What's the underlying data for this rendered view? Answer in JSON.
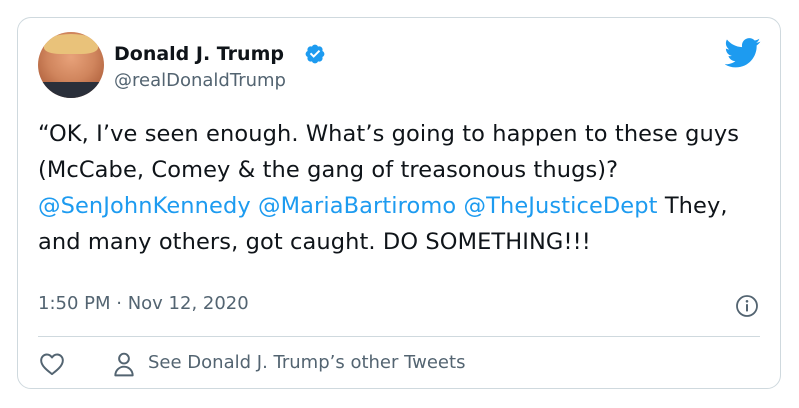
{
  "author": {
    "name": "Donald J. Trump",
    "handle": "@realDonaldTrump",
    "verified": true
  },
  "tweet": {
    "text_part1": "“OK, I’ve seen enough. What’s going to happen to these guys (McCabe, Comey & the gang of treasonous thugs)? ",
    "mention1": "@SenJohnKennedy",
    "space1": " ",
    "mention2": "@MariaBartiromo",
    "space2": " ",
    "mention3": "@TheJusticeDept",
    "text_part2": " They, and many others, got caught. DO SOMETHING!!!",
    "timestamp": "1:50 PM · Nov 12, 2020"
  },
  "footer": {
    "other_tweets_label": "See Donald J. Trump’s other Tweets"
  },
  "icons": {
    "brand": "twitter-bird-icon",
    "verified": "verified-badge-icon",
    "info": "info-icon",
    "like": "heart-icon",
    "profile": "person-icon"
  },
  "colors": {
    "accent": "#1d9bf0",
    "text": "#0f1419",
    "secondary": "#536471",
    "border": "#cfd9de"
  }
}
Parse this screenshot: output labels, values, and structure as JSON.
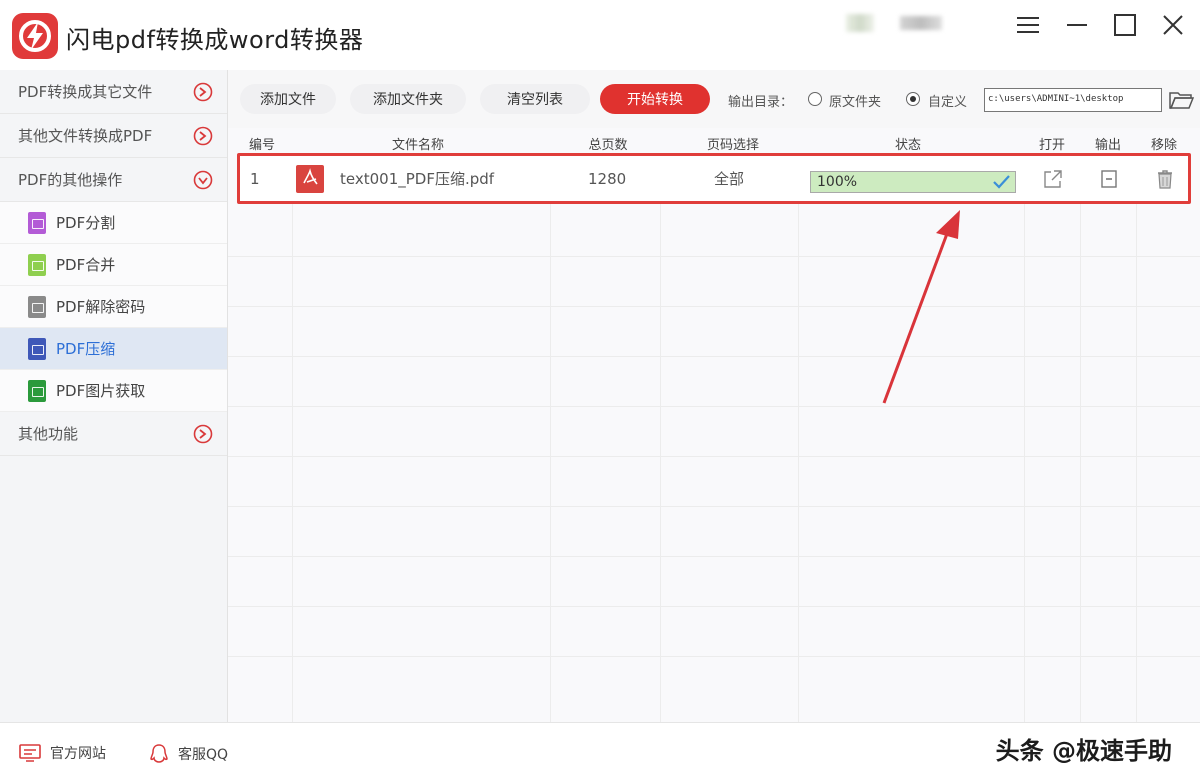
{
  "app": {
    "title": "闪电pdf转换成word转换器",
    "accent_color": "#e0322f"
  },
  "sidebar": {
    "groups": [
      {
        "label": "PDF转换成其它文件"
      },
      {
        "label": "其他文件转换成PDF"
      },
      {
        "label": "PDF的其他操作"
      },
      {
        "label": "其他功能"
      }
    ],
    "items": [
      {
        "label": "PDF分割",
        "icon": "pdf-split-icon",
        "color": "#b35bd6"
      },
      {
        "label": "PDF合并",
        "icon": "pdf-merge-icon",
        "color": "#8fcf4f"
      },
      {
        "label": "PDF解除密码",
        "icon": "pdf-unlock-icon",
        "color": "#8a8a8a"
      },
      {
        "label": "PDF压缩",
        "icon": "pdf-compress-icon",
        "color": "#3f58b8",
        "active": true
      },
      {
        "label": "PDF图片获取",
        "icon": "pdf-image-icon",
        "color": "#2b9a3c"
      }
    ]
  },
  "toolbar": {
    "add_file": "添加文件",
    "add_folder": "添加文件夹",
    "clear_list": "清空列表",
    "start": "开始转换",
    "output_dir_label": "输出目录：",
    "option_original": "原文件夹",
    "option_custom": "自定义",
    "output_path": "c:\\users\\ADMINI~1\\desktop"
  },
  "table": {
    "headers": [
      "编号",
      "文件名称",
      "总页数",
      "页码选择",
      "状态",
      "打开",
      "输出",
      "移除"
    ],
    "rows": [
      {
        "index": "1",
        "filename": "text001_PDF压缩.pdf",
        "pages": "1280",
        "page_select": "全部",
        "status": "100%",
        "progress": 1.0
      }
    ]
  },
  "bottom": {
    "website": "官方网站",
    "support": "客服QQ",
    "watermark": "头条 @极速手助"
  }
}
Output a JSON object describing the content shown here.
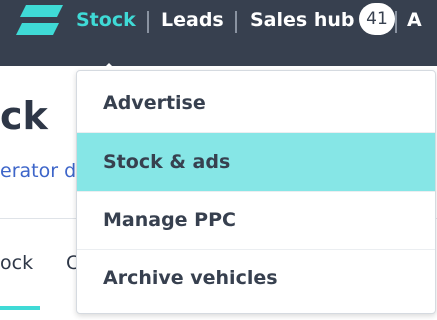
{
  "nav": {
    "items": [
      {
        "label": "Stock"
      },
      {
        "label": "Leads"
      },
      {
        "label": "Sales hub"
      },
      {
        "label": "A"
      }
    ],
    "sales_badge": "41",
    "accent": "#3fdad6",
    "bar_color": "#37404f"
  },
  "page": {
    "title": "ck",
    "subtitle_link": "erator do",
    "tabs": [
      {
        "label": "ock"
      },
      {
        "label": "C"
      }
    ]
  },
  "dropdown": {
    "items": [
      {
        "label": "Advertise"
      },
      {
        "label": "Stock & ads",
        "selected": true
      },
      {
        "label": "Manage PPC"
      },
      {
        "label": "Archive vehicles"
      }
    ],
    "highlight_color": "#86e6e6"
  }
}
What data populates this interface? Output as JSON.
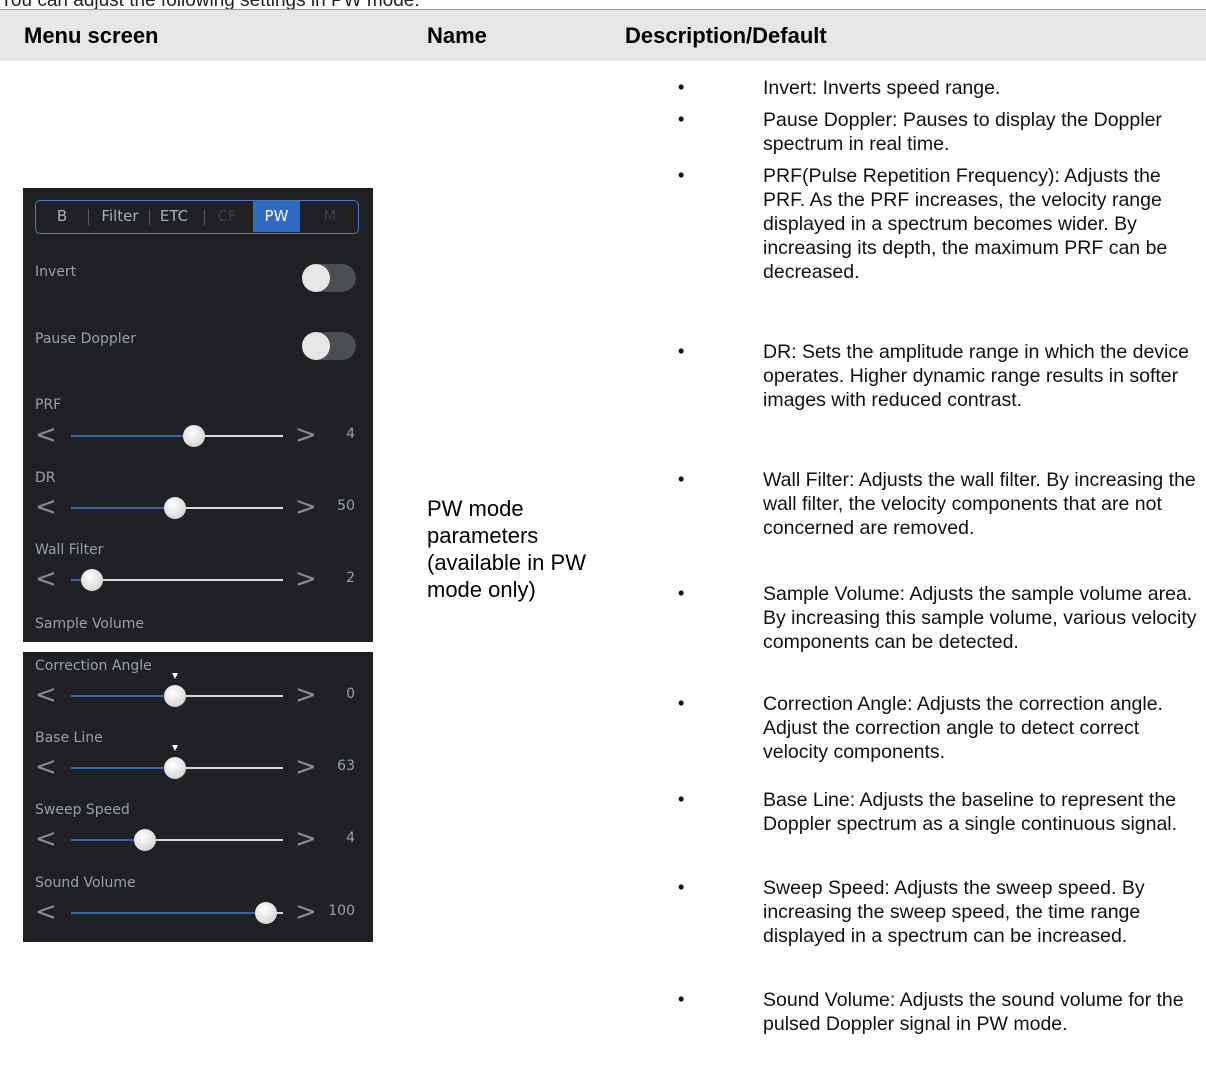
{
  "intro_text": "You can adjust the following settings in PW mode:",
  "table": {
    "headers": [
      "Menu screen",
      "Name",
      "Description/Default"
    ],
    "name": "PW mode parameters (available in PW mode only)"
  },
  "descriptions": [
    "Invert: Inverts speed range.",
    "Pause Doppler: Pauses to display the Doppler spectrum in real time.",
    "PRF(Pulse Repetition Frequency): Adjusts the PRF. As the PRF increases, the velocity range displayed in a spectrum becomes wider. By increasing its depth, the maximum PRF can be decreased.",
    "DR: Sets the amplitude range in which the device operates. Higher dynamic range results in softer images with reduced contrast.",
    "Wall Filter: Adjusts the wall filter. By increasing the wall filter, the velocity components that are not concerned are removed.",
    "Sample Volume: Adjusts the sample volume area. By increasing this sample volume, various velocity components can be detected.",
    "Correction Angle: Adjusts the correction angle. Adjust the correction angle to detect correct velocity components.",
    "Base Line: Adjusts the baseline to represent the Doppler spectrum as a single continuous signal.",
    "Sweep Speed: Adjusts the sweep speed. By increasing the sweep speed, the time range displayed in a spectrum can be increased.",
    "Sound Volume: Adjusts the sound volume for the pulsed Doppler signal in PW mode."
  ],
  "bullet": "•",
  "menu": {
    "tabs": [
      "B",
      "Filter",
      "ETC",
      "CF",
      "PW",
      "M"
    ],
    "active_tab": "PW",
    "chevron_left": "<",
    "chevron_right": ">",
    "invert_label": "Invert",
    "invert_on": false,
    "pause_label": "Pause Doppler",
    "pause_on": false,
    "prf": {
      "label": "PRF",
      "value": "4",
      "position": 0.58
    },
    "dr": {
      "label": "DR",
      "value": "50",
      "position": 0.49
    },
    "wall_filter": {
      "label": "Wall Filter",
      "value": "2",
      "position": 0.1
    },
    "sample_volume_label": "Sample Volume",
    "correction_angle": {
      "label": "Correction Angle",
      "value": "0",
      "position": 0.49
    },
    "base_line": {
      "label": "Base Line",
      "value": "63",
      "position": 0.49
    },
    "sweep_speed": {
      "label": "Sweep Speed",
      "value": "4",
      "position": 0.35
    },
    "sound_volume": {
      "label": "Sound Volume",
      "value": "100",
      "position": 0.92
    },
    "colors": {
      "panel": "#1f2124",
      "accent": "#2f6bc4",
      "track_fill": "#3a64a8"
    }
  }
}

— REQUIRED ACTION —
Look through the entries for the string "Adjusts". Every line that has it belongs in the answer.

— OUTPUT OF THE EXERCISE —
    "PRF(Pulse Repetition Frequency): Adjusts the PRF. As the PRF increases, the velocity range displayed in a spectrum becomes wider. By increasing its depth, the maximum PRF can be decreased.",
    "Wall Filter: Adjusts the wall filter. By increasing the wall filter, the velocity components that are not concerned are removed.",
    "Sample Volume: Adjusts the sample volume area. By increasing this sample volume, various velocity components can be detected.",
    "Correction Angle: Adjusts the correction angle. Adjust the correction angle to detect correct velocity components.",
    "Base Line: Adjusts the baseline to represent the Doppler spectrum as a single continuous signal.",
    "Sweep Speed: Adjusts the sweep speed. By increasing the sweep speed, the time range displayed in a spectrum can be increased.",
    "Sound Volume: Adjusts the sound volume for the pulsed Doppler signal in PW mode."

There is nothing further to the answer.